INSTRUCTIONS TO FOLLOW
Going through the data below, copy out each line where the word "this" shows up.

Interface dataset entries
○ ○ ○ ○
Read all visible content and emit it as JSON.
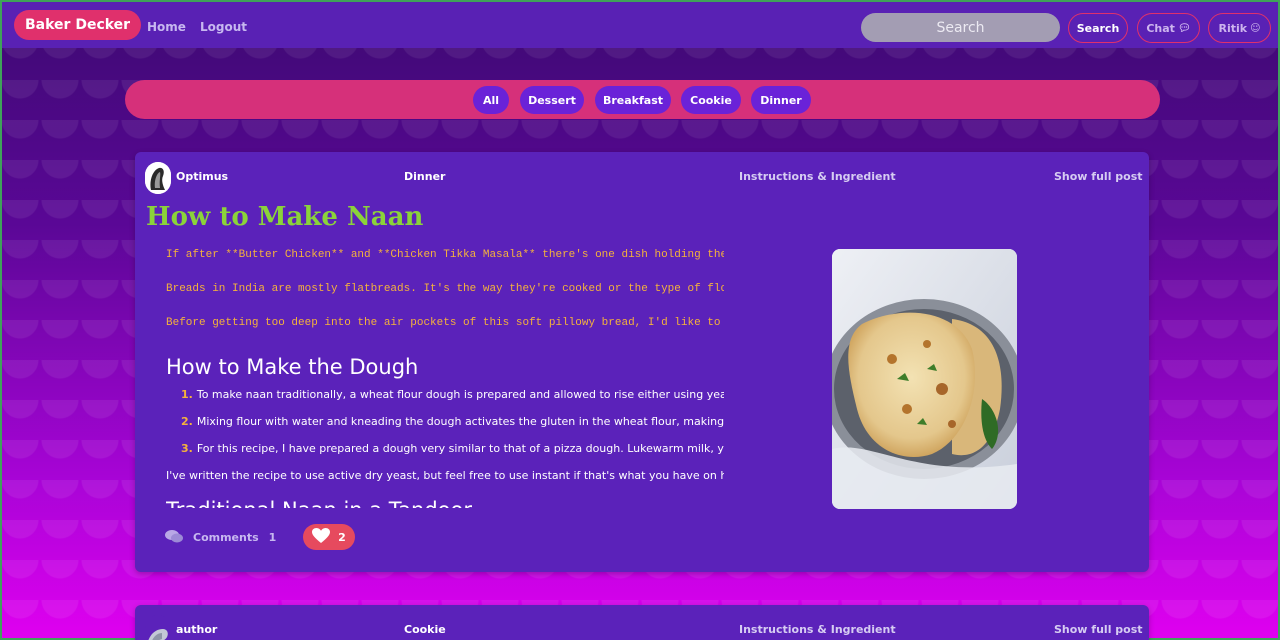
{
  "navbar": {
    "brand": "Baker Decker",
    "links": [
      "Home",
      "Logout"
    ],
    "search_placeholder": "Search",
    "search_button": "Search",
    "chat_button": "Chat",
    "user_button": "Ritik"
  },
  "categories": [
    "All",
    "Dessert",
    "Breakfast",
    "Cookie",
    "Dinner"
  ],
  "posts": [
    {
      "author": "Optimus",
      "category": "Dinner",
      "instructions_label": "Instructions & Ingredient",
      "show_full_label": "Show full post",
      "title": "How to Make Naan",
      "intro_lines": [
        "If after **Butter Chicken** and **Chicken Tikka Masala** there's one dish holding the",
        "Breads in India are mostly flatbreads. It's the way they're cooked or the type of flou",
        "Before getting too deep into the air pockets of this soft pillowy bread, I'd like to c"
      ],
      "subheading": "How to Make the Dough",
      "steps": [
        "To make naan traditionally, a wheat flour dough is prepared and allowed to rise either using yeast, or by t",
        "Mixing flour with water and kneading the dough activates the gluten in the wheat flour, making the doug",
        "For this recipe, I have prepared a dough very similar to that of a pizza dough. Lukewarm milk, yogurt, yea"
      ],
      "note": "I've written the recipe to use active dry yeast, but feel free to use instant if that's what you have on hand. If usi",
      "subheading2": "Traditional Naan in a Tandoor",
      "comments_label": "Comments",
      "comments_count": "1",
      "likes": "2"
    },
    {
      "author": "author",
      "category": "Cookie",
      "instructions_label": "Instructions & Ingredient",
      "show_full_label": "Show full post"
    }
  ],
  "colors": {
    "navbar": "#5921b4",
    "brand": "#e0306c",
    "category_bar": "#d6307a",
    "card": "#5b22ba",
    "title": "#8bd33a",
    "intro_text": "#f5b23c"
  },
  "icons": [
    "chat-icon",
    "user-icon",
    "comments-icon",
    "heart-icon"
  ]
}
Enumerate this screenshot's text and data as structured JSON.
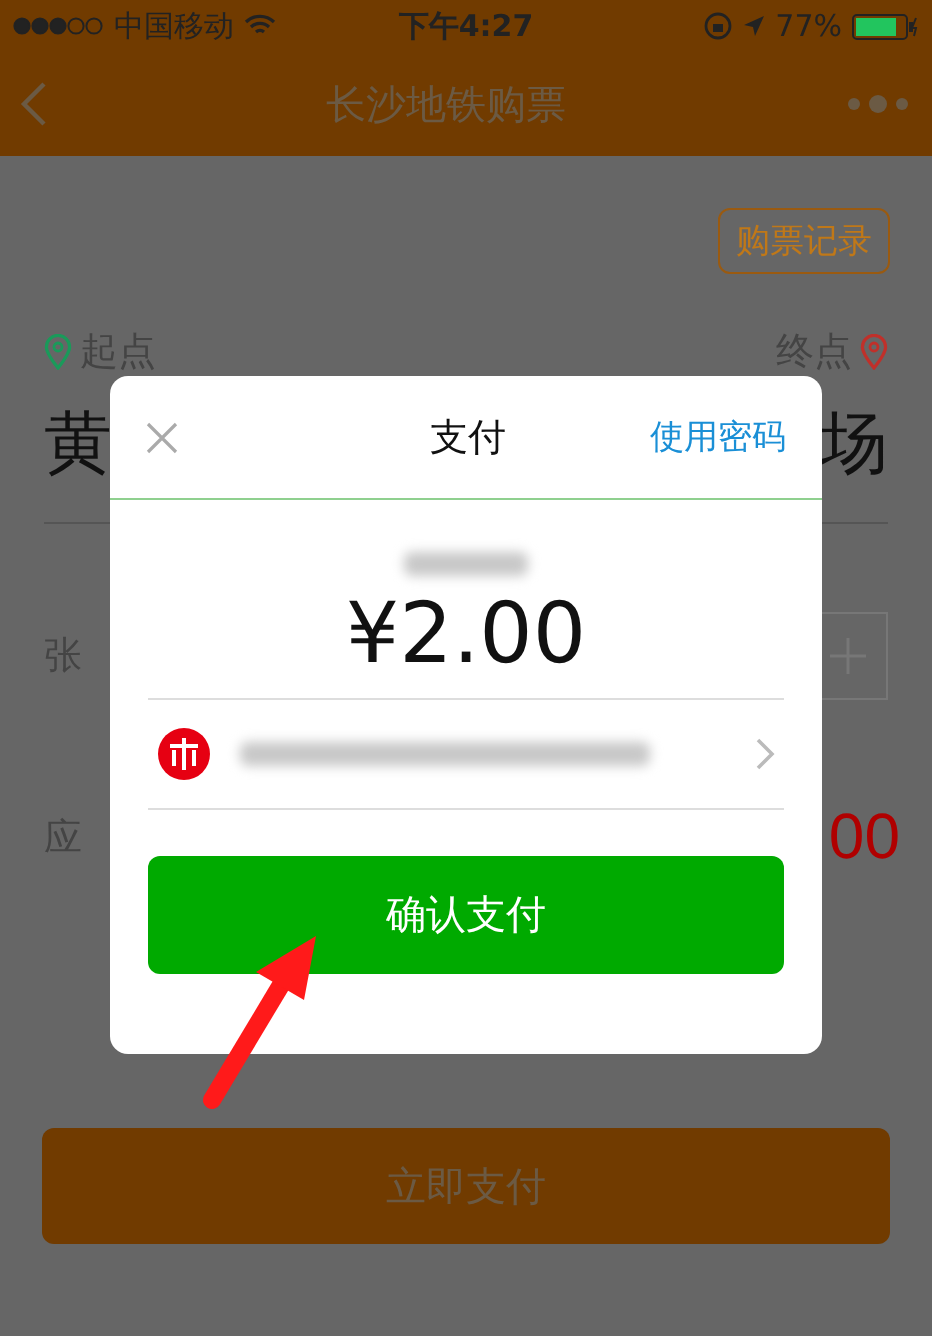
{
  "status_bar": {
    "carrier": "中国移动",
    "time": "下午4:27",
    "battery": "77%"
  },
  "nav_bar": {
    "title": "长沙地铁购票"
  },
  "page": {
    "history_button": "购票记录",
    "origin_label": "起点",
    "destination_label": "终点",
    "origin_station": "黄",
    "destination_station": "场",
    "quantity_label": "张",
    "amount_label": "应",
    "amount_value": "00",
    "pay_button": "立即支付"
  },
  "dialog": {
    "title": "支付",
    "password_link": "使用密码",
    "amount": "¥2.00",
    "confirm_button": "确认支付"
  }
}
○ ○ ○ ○
EXPECTED OUTPUT
        "Before getting too deep into the air pockets of this soft pillowy bread, I'd like to c"
        "For this recipe, I have prepared a dough very similar to that of a pizza dough. Lukewarm milk, yogurt, yea"
Enumerate this screenshot's text and data as structured JSON.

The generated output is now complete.